Learn piano online, technique improvement tips while learning to play the wonderful ‘Concerto Des e’Toiles. Find out how to play chords firmly with pinpoint accuracy and the making of a real overlapping legato.
Given the choice between Concerto des e’Toiles and A Comme Amour, which one would you jump at to learn first? Usually I would be given a new piano piece to learn after completing the one I was learning before. Surprisingly, this time my tutor gave me three piano songs at once. Though, I get to choose the sequence.
I chose to learn Concerto Des ‘eToiles first. The opening phrase was what seduced me. Unlike the romantic pieces I have becomed accustomed to playing, it started off really fast and loud – it sounded more rock and roll than romantic to me, a welcomed difference for a change.
However, there in lies the challenge with regards to the piano technique involved – the semiquaver passages in the opening phrase when instructed to be played allegretto makes landing on the keys accurately more difficult.
You will have to stay with the hurried pace and still be able to locate the correct keys. Morever in the first three bars, following the string of semiquavers each phrase ends with chords. Hand needs to be lifted with extended arm movement quickly to land on the chords firmly, accenting them.
A bit of too much excitement so early in the song for a romantic piece - If you find it troublesome like I did, practise the passage in shorter sections. There are four bars in it, but only three with the chords, so concentrating your attention bar by bar is a good way to move forward. The melody and rhythm in bars 1,2 and 4 are similar hence if you get the first one right the others are covered too.
A pair of common piano technique problems aspiring pianist face when confronted by extended passages of rapid flowing semiquavers are gummed up fingers and missing a note or two. In addition to practising in shorter segments, an effective remedy is to check the fingering you are using to play them. Stay with the fingering you have selected that is most comfortable for you consistently. Stick to the same combination every time.
As a result of the repetition, the fingers gain more stabilty in their movements as they make their way through the passage. Another outcome resulting from the exercise is you begin to acquire an understanding of every note in the phrase and able to visualize your way through as well as execute it.
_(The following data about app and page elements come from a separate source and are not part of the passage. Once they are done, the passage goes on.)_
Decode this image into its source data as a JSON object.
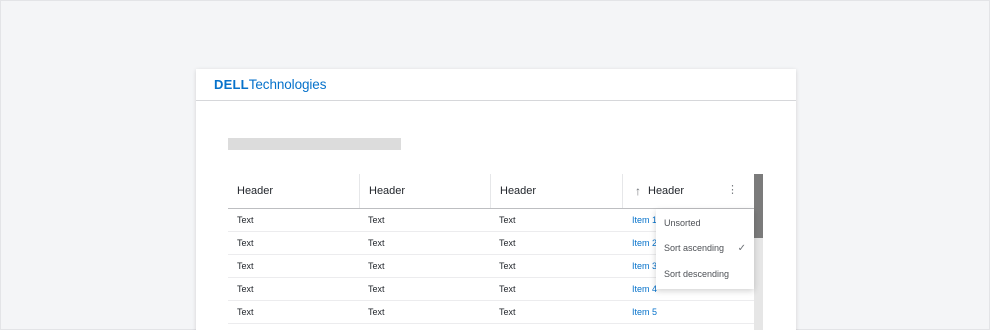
{
  "header": {
    "logo_mark": "DELL",
    "logo_text": "Technologies"
  },
  "table": {
    "columns": [
      "Header",
      "Header",
      "Header",
      "Header"
    ],
    "sort_icon": "arrow-up-icon",
    "menu_icon": "kebab-menu-icon",
    "rows": [
      [
        "Text",
        "Text",
        "Text",
        "Item 1"
      ],
      [
        "Text",
        "Text",
        "Text",
        "Item 2"
      ],
      [
        "Text",
        "Text",
        "Text",
        "Item 3"
      ],
      [
        "Text",
        "Text",
        "Text",
        "Item 4"
      ],
      [
        "Text",
        "Text",
        "Text",
        "Item 5"
      ]
    ]
  },
  "sort_menu": {
    "items": [
      "Unsorted",
      "Sort ascending",
      "Sort descending"
    ],
    "selected": "Sort ascending",
    "check_icon": "check-icon"
  },
  "colors": {
    "brand": "#0672cb",
    "page_bg": "#f4f5f7",
    "scroll_thumb": "#7b7b7b"
  }
}
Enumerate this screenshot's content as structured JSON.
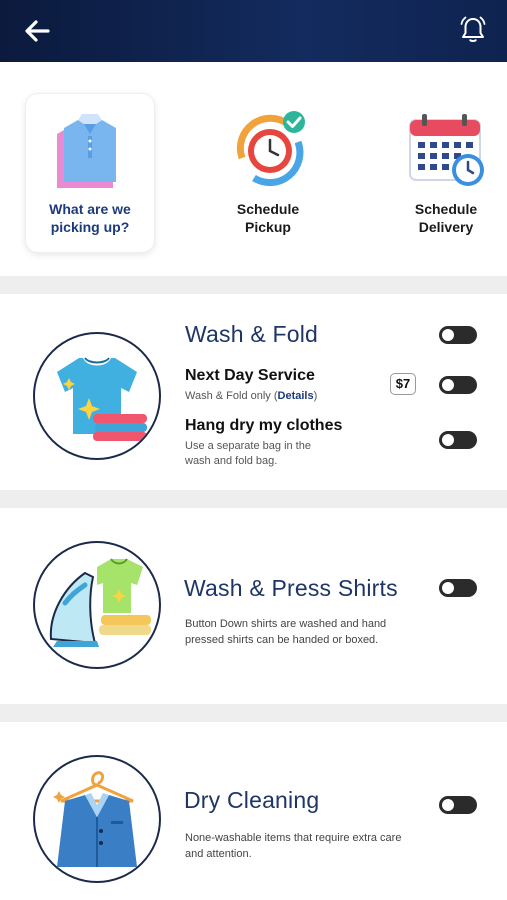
{
  "header": {
    "back_icon": "arrow-left-icon",
    "bell_icon": "bell-icon",
    "bg_color": "#0f2350"
  },
  "steps": [
    {
      "label_line1": "What are we",
      "label_line2": "picking up?",
      "icon": "shirt-icon"
    },
    {
      "label_line1": "Schedule",
      "label_line2": "Pickup",
      "icon": "clock-icon"
    },
    {
      "label_line1": "Schedule",
      "label_line2": "Delivery",
      "icon": "calendar-icon"
    }
  ],
  "services": {
    "wash_fold": {
      "title": "Wash & Fold",
      "icon": "tshirt-icon",
      "next_day": {
        "title": "Next Day Service",
        "sub_prefix": "Wash & Fold only (",
        "sub_link": "Details",
        "sub_suffix": ")",
        "price": "$7"
      },
      "hang_dry": {
        "title": "Hang dry my clothes",
        "sub_line1": "Use a separate bag in the",
        "sub_line2": "wash and fold bag."
      }
    },
    "wash_press": {
      "title": "Wash & Press Shirts",
      "icon": "iron-icon",
      "desc_line1": "Button Down shirts are washed and hand",
      "desc_line2": "pressed shirts can be handed or boxed."
    },
    "dry_cleaning": {
      "title": "Dry Cleaning",
      "icon": "suit-hanger-icon",
      "desc_line1": "None-washable items that require extra care",
      "desc_line2": "and attention."
    }
  },
  "colors": {
    "accent": "#1d3a7a",
    "toggle_off": "#2b2b2b",
    "divider": "#eeeeef"
  }
}
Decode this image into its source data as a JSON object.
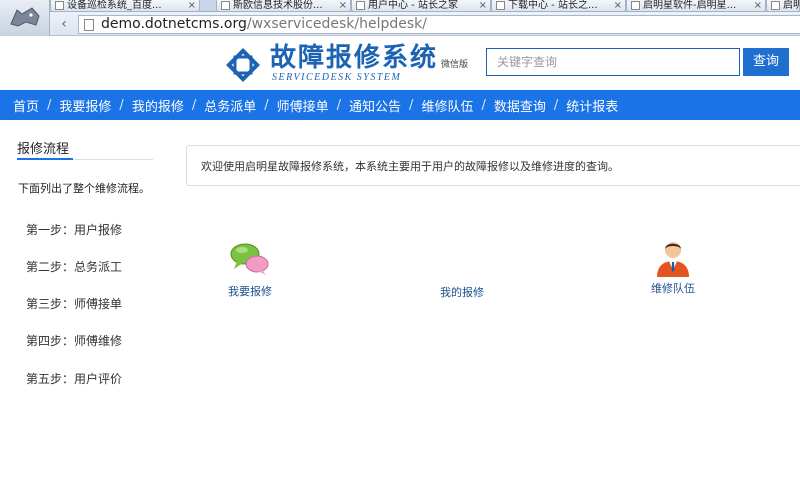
{
  "browser": {
    "tabs": [
      {
        "title": "设备巡检系统_百度..."
      },
      {
        "title": "斯欧信息技术股份..."
      },
      {
        "title": "用户中心 - 站长之家"
      },
      {
        "title": "下载中心 - 站长之..."
      },
      {
        "title": "启明星软件-启明星..."
      },
      {
        "title": "启明"
      }
    ],
    "url_host": "demo.dotnetcms.org",
    "url_path": "/wxservicedesk/helpdesk/"
  },
  "header": {
    "title": "故障报修系统",
    "subtitle": "SERVICEDESK SYSTEM",
    "wechat_label": "微信版",
    "brand_color": "#1d63b4"
  },
  "search": {
    "placeholder": "关键字查询",
    "button_label": "查询"
  },
  "nav": {
    "items": [
      "首页",
      "我要报修",
      "我的报修",
      "总务派单",
      "师傅接单",
      "通知公告",
      "维修队伍",
      "数据查询",
      "统计报表"
    ],
    "separator": "/",
    "background": "#1b73e8"
  },
  "sidebar": {
    "title": "报修流程",
    "description": "下面列出了整个维修流程。",
    "steps": [
      "第一步：用户报修",
      "第二步：总务派工",
      "第三步：师傅接单",
      "第四步：师傅维修",
      "第五步：用户评价"
    ]
  },
  "main": {
    "welcome": "欢迎使用启明星故障报修系统，本系统主要用于用户的故障报修以及维修进度的查询。",
    "quick_links": [
      {
        "label": "我要报修",
        "icon": "chat-bubbles-icon"
      },
      {
        "label": "我的报修",
        "icon": "none"
      },
      {
        "label": "维修队伍",
        "icon": "worker-avatar-icon"
      }
    ]
  }
}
As mentioned earlier, bar 4 is similar to bar 1 except for the absence of chords towards the end, instead a quaver rest takes it place to mark the end of that particular musical line. Still in bar 4, a pair of semiquavers A and B opens another passage to start a line of music with a very different voice.
There is very little difficulties to play the melody from here onwards, all the way until the end of the passage in the thirteenth bar.
What may prove to be a challenge is maintaining a real overlapping legato in both hands. The LH shall be accompanying the melody with a long phrase made up of semiquavers - up to 16 notes in a bar until the end of the passage. The piano technique of controlling the evenness of touch, the question of voicing of the tones and maintaning legato during the whole time is crucial here.
By now, playing legato should be something that comes naturally to you and me without the need for reminding from anyone. But since I am still getting an earful from my tutor for forgetting to do so, let’s remind ourselves anyway.
To draw out a perfect sounding legato played music, the pianist has to sink her fingers into the keybed, not releasing the key until the next note is played. For a short moment of a fraction of a second the two notes will sound as if they were played together and this results in an effectual binding legato.